- Real Estate
http://gkerosi.hubpages.com/hub/ Key Figures and Facts about Real Estate Industry in Kenya
According to Kenya National Bureau of Statistics (KNBS) real estate has contributed a lot to the growth of Kenya’s GDP as shown below.
According to Kenya National Bureau of Statistics report (2012), in 2008, real estate contributed 107, 323, 000 shillings to the country's GDP. In 2009, that value reduced slightly to 116,657,000 Kenyan Shillings. The following year, 2010, the real estate contributions to GDP increased to 123,173 shillings and finally in 2011, the portion increased further to 134, 746, 000 Kenyan shillings.
In 2011 alone agriculture and forestry was the leading contributor towards GDP. It contributed 726,160 as compared to 134,746 from real estate during the same period of time.
Growth Rates of GDP in the real Estate Industry
The real estate has done well in Kenya. In 2008, the growth rate was 3.7% followed by a 3.0% in 2009 and 3.2% in 2010. The year 2011 the growth rate reached 3.6%. There was positive growth all along.
There was a slight decline in the growth rate of the real estate industry due to many factors but most the post election violence that led to destruction of property and in the 2007 General elections. Later on the growth resumed its path.
Real estate, renting and business services play a crucial role in the Kenyan economy. In 2008, it contributed 5.1% of total GDP, in 2009 it reduced to 4.9% of GDP, 2010 it was 4.8% and finally in 2011 it reached 4.5% of the GDP.
Property market Trends in Kenya

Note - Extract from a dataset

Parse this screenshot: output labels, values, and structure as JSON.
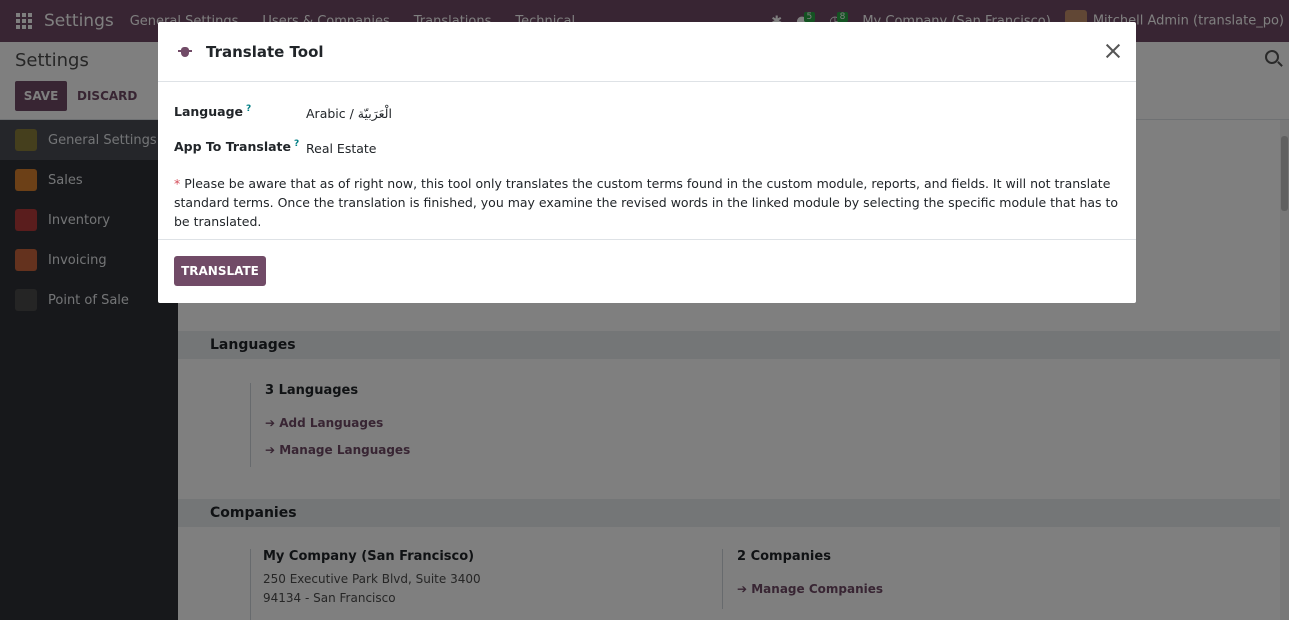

According to a report by the National Housing Corporation (NHC), the Vision 2030 estimates that the country requires 200,000 new units of housing but only 35,000 units have been produced to date. That means we have a deficit of 165,000 housing units. This is a sure sign that real estate has a great potential here Kenya.
There is a serious shortage of housing units in the low income areas in Nairobi as compared to the high income sections of the city. In these low income areas, only 6,000 units are produced per year.
To show you the extent of housing shortage, the National Housing Corporation approximates that there are over 2,000,000 in Nairobi comprising of 400,000 households who are in dire need of decent and affordable housing. The level of home ownership in Nairobi is very low at 16%.
There is an excess supply of office space in Nairobi. This makes it possible for the buyers or lessee to have a say. The offices located outside the Central Business District are very attractive to office owners. There are many reasons cited for that preference such as plenty of parking spaces and less traffic jams.
There is a great demand for low-income housing which currently outstrips the existing supply. This is an area where new entrants into real estate business can capitalize on. The mortgage houses have made it easier for investors to participate in the construction of housing units by reducing the rates for investors. These are mostly flats. This area is not fully exploited.
This is not the case for the high income residential market. Here there is plenty of vacant houses but few people seeking to purchase of rent.
There is a great demand for housing units from both the Kenyans in the Diaspora and the locals. This high demand has made the prices for land and housing units to go high.
The data below will give you an overview on the amount of money that you need to spend on rent and purchasing houses in specific areas on Nairobi City.
This are is found within Nairobi city. Here you will pay a rent of Kshs. 100,000 per month to rent a 4 bedroom house per month. Purchasing the 4 bedroomed house will require your to part with Kshs 15 million shillings. A 3 bedroom house in the same area will cost you Kshs 60,000 in rents while you will pay Kshs 11 million to buy the property.
There is humble accommodation in Langata Area of Nairobi. In this area a Maisonette will cost you Kshs. 40,000 in paying rent every month for 4 Bedroom house. This house can be purchased at Kshs 8.5 million. There are also 3 bedroom apartments which cost Kshs 35,000 per month in rents. To buy an apartment, you will pay Kshs 7.5 million.
Note: It has been noted that those areas where there is low rental levels have more people who are interested in home ownership that those engaging in commercial activities. The figures presented above are just approximations and are subject to change depending on the scheme involved.
There are many factors that enhance real estate in Nairobi. There are but not limited to: promising economic growth, political stability, favorable rental market, beautiful coastline, incentives that encourage investments in real estate and foreign investments from the Somali and Chinese nationals.
THE REAL ESTATE INVESTMENT INCENTIVES IN KENYA
There are a number of broad incentives focused on real estate in Kenya such as:
· National Land Policy 2004
· Vision for a world Class Metropolis 2008
· Nairobi Metro 2030
· Constituency Development Funds – established in 2003.
· National Housing Policy 2008
Below are some of the specific incentives that have promoted real estate in Kenya. These incentives play a crucial role in facilitating private sector involvement in real estate.
· Civil Servants Housing Scheme
· Diaspora and Capital Markets Resource Mobilization and
· Housing Finance Mobilization